Federal Circuit Issues Opinion After Apple Challenged PTAB Decision

On Friday, the Federal Circuit issued an opinion in Apple’s two consolidated appeals challenging the Patent Trial and Appeal Board’s (PTAB) decision “that certain claims of (appellee) Voip-Pal.com, Inc.’s patents were not invalid for obviousness.” The Federal Circuit vacated the Board’s determination that the overlapping claims are not invalid as obvious and remands to the Board to dismiss those claims as moot, affirmed the Board’s non-obviousness determinations for the remaining claims, and affirmed the Board’s sanctions.

The two consolidated appeals were heard before Chief Judge Prost and Circuit Judges Reyna and Hughes; Circuit Judge Reyna issued the court’s opinion.
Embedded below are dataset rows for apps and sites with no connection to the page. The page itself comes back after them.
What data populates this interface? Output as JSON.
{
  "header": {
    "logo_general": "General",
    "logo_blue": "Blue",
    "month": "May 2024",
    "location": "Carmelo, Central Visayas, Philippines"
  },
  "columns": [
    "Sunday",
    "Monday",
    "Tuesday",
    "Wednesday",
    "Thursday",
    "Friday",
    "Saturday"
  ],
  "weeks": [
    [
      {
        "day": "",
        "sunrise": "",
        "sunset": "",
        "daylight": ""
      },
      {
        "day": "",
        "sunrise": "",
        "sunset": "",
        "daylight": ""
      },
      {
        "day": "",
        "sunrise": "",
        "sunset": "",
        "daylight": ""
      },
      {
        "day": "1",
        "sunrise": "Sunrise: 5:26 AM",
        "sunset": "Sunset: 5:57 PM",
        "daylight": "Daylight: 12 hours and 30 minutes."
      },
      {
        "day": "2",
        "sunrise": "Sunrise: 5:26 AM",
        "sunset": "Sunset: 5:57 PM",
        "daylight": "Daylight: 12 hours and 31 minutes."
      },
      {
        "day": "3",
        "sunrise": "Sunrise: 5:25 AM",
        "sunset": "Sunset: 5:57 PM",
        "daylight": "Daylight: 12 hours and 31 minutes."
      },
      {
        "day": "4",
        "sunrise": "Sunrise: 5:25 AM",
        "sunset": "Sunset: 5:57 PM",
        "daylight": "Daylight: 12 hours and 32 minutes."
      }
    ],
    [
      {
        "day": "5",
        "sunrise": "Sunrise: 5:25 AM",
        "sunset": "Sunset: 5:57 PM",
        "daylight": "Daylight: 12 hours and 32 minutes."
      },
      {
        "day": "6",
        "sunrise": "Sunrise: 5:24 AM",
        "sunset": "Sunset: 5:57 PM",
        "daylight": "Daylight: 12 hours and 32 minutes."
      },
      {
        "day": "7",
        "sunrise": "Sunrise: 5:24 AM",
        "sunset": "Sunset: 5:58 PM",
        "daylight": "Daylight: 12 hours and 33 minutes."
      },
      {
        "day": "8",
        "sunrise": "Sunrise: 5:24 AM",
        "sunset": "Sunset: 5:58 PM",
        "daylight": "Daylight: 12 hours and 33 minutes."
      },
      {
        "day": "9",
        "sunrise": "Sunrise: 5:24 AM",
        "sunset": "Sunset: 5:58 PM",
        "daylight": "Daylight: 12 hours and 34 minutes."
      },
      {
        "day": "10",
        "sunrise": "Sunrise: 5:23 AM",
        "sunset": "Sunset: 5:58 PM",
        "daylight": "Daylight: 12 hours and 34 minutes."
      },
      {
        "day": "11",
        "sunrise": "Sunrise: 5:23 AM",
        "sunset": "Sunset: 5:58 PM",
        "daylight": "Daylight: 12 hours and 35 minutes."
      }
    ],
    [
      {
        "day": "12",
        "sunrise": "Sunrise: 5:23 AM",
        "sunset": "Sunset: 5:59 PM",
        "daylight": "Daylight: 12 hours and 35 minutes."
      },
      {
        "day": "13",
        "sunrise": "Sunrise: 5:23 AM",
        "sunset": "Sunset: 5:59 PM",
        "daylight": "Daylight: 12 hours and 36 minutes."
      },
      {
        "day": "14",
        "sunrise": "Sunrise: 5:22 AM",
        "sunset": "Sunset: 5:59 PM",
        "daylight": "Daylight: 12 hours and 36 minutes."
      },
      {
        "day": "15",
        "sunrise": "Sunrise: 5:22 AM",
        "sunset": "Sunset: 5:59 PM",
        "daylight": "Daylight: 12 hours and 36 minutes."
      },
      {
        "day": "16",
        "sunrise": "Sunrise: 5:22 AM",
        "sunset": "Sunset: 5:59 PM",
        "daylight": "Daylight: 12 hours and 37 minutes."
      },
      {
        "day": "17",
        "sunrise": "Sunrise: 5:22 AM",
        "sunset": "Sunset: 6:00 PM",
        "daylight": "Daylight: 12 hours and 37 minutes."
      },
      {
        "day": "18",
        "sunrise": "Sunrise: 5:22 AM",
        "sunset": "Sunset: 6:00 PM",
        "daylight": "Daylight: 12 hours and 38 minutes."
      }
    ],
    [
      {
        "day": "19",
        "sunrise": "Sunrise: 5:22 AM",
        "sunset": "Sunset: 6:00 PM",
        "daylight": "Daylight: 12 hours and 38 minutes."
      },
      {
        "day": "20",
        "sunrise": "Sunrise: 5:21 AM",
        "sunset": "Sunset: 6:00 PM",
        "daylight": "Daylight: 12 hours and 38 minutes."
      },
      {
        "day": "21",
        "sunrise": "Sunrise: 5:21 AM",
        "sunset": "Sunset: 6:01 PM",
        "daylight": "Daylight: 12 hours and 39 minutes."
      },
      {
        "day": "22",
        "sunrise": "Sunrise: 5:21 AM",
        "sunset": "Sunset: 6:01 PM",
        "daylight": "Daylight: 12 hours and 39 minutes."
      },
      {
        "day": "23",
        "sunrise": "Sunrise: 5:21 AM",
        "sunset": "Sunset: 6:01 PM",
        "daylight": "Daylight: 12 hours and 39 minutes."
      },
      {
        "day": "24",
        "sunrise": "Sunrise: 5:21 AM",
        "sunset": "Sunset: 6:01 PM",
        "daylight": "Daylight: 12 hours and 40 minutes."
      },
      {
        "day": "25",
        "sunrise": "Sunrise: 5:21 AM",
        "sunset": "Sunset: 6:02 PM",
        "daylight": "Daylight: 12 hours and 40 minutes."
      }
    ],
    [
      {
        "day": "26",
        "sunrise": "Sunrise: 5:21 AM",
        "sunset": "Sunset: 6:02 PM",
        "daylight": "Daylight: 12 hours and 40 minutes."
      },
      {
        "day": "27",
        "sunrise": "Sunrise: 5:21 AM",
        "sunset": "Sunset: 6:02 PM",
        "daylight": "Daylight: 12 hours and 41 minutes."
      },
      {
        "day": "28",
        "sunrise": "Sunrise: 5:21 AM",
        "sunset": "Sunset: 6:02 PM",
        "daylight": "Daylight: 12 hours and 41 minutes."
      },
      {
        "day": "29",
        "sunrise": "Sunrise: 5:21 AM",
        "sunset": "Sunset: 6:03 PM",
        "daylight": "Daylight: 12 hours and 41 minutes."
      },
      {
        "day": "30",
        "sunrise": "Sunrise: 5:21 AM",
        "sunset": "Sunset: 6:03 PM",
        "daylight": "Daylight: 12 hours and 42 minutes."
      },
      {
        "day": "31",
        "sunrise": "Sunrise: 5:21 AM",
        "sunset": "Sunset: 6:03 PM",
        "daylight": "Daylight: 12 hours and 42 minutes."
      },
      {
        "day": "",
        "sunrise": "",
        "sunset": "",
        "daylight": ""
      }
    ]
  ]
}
The Federal Circuit stated, “we find no error in the Board’s non-obviousness determinations or in its sanctions rulings. We vacate and remand the Board’s final written decisions as to nineteen claims on mootness grounds. We affirm as to the remaining claims.”

Voip-Pal owns U.S. Patent Nos. 8,542,815 (the ’815 patent) and 9,179,005 (the ’005 patent), which describe “voice over IP communications and methods and apparatus for routing and billing.” Voip-Pal sued Apple in February 2016 for infringing the patents-in-suit. Apple was sued again in 2020 for purportedly infringing a similar patent.

Apple petitioned for an inter partes review (IPR) in June 2016 for some claims of the asserted patents and argued the “claims were obvious over the combination of U.S. Patent No. 7,486,684 B2 (Chu ’684) and U.S. Patent No. 8,036,366 (Chu ’366).” Apple allegedly “relied” on the Chu patents for infrastructure, among other things. The PTAB panel found “all claims to be not invalid as obvious over Chu ’684 and Chu ’366,” and that Apple did not support its claims sufficiently. 

Apple pointed to the Federal Circuit’s “recent ineligibility determination” in Voip-Pal’s suit against Twitter, which “renders the instant appeals moot.” In the Twitter suit, the Federal Circuit agreed with the district court’s determination that representative claims of the same patents were ineligible and denied Voip-Pal’s request for a rehearing. The Federal Circuit agreed that the overlapping claims are moot in these appeals and vacated in part the Board’s decision as it pertained to the overlapping claims.

As for the non overlapping claims, Apple alleged that the obviousness question is moot and “Apple faces no liability for infringing these claims.” Apple added that Voip-Pal is also precluded from asserting these non overlapping claims “because they are ‘essentially the same’ as the claims held patent ineligible in the Twitter appeal.” However, the Federal Circuit disagreed with Apple’s arguments for claim preclusion stating the issue is not moot for the non overlapping claims. 

Next the Federal Circuit addressed the Board’s sanction, which Apple claimed violated due process rights and the Administrative Procedures Act (APA) in its decision and erroneously said claims were not invalid for obviousness. The Federal Circuit determined that Apple’s due process rights were not violated, stating “Apple did not identify any property interest in the course of its due process arguments.” The court did not find that “the Board’s sanctions orders deprived Apple of due process.”

In response to Apple’s argument that the Board “exceeded its authority” when issuing a sanction, the Federal Circuit stated that the Board is not limited to the sanctions listed in that particular section and did not commit an APA violation. The Federal Circuit found the sanction “a reasonable course of action.” The Federal Circuit also stated that the Board did not err in determining that Apple did not have motivation to combine Chu ’684 with Chu ’366. Instead it “held Apple to the proper evidentiary standard.” 

Apple is represented by Gibson, Dunn & Crutcher LLP and Erise IP. VOIP-Pal is represented by Hudnell Law. The intervenor, Andrei Iancu, Under Secretary of Commerce for Intellectual Property and Director of the United States Patent and Trademark Office, is represented by the Civil Division of the Department of Justice and the Office of the Solicitor for the United States Patent and Trademark Office.